MSN Learning & Research - Marx, Karl .
Marx, Karl (1818-1883), German political philosopher and revolutionist, cofounder with Friedrich Engels of scientific socialism (modern communism), and, as such, one of the most influential thinkers of all times.
Marx was born in Trier and was educated at the universities of Bonn, Berlin, and Jena .
In 1842, shortly after contributing his first article to the Cologne newspaper Rheinische Zeitung, Marx became editor of the paper. His writings in the Rheinische Zeitung criticizing contemporary political and social conditions embroiled him in controversy with the authorities, and in 1843 Marx was compelled to resign his editorial post, and soon afterward the Rheinische Zeitung was forced to discontinue publication. Marx then went to Paris. There, as a result of his further studies in philosophy, history, and political science, he adopted communist beliefs. In 1844, when Engels visited him in Paris, the two men found that they had independently arrived at identical views on the nature of revolutionary problems. They began a collaboration to elucidate systematically the theoretical principles of communism and to organize an international working-class movement dedicated to those principles. For information on their collaboration, which continued until Marx's death, see Engels, Friedrich.
II The Communist Manifesto .
print section .
In 1845 Marx was ordered to leave Paris because of his revolutionary activities. He settled in Brussels and began organizing and directing a network of revolutionary groups, called Communist Correspondence Committees, in a number of European cities.

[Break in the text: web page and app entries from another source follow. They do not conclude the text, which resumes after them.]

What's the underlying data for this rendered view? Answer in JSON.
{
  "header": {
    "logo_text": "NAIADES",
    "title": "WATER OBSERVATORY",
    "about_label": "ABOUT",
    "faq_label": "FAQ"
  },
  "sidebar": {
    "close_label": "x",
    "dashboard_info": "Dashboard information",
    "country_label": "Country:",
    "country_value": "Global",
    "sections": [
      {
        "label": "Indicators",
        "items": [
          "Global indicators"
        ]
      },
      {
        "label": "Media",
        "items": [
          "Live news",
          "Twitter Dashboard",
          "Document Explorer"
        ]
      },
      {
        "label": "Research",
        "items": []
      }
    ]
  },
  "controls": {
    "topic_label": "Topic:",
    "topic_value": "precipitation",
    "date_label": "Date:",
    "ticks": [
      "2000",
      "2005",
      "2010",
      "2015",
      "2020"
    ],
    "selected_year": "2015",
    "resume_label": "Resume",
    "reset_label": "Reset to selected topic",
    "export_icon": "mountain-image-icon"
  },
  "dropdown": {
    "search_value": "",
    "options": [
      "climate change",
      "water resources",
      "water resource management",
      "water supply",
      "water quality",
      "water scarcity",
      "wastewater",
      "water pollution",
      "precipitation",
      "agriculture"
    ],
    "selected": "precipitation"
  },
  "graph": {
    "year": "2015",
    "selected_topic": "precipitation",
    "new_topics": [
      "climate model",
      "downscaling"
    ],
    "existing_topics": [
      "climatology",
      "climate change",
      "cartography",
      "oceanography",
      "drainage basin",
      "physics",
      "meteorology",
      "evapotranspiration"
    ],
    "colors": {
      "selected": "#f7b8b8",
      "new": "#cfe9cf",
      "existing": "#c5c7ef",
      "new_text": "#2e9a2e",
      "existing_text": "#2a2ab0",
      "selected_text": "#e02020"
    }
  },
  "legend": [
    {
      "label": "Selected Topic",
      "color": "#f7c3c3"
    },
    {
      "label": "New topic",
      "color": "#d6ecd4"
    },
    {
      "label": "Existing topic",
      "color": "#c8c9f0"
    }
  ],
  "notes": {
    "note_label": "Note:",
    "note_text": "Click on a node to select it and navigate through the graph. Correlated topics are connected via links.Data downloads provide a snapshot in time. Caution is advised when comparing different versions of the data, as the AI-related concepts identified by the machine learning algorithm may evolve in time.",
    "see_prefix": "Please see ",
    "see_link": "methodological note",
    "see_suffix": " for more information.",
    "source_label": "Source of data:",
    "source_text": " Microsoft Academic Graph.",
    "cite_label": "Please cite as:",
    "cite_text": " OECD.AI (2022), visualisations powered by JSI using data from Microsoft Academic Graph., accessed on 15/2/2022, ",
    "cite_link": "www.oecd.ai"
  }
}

In 1847 these committees were consolidated to form the Communist League, and Marx and Engels were commissioned to formulate a statement of principles. The program they submitted, known throughout the world as the Communist Manifesto, was the first systematic statement of modern socialist doctrine and was written by Marx, partly on the basis of a draft prepared by Engels.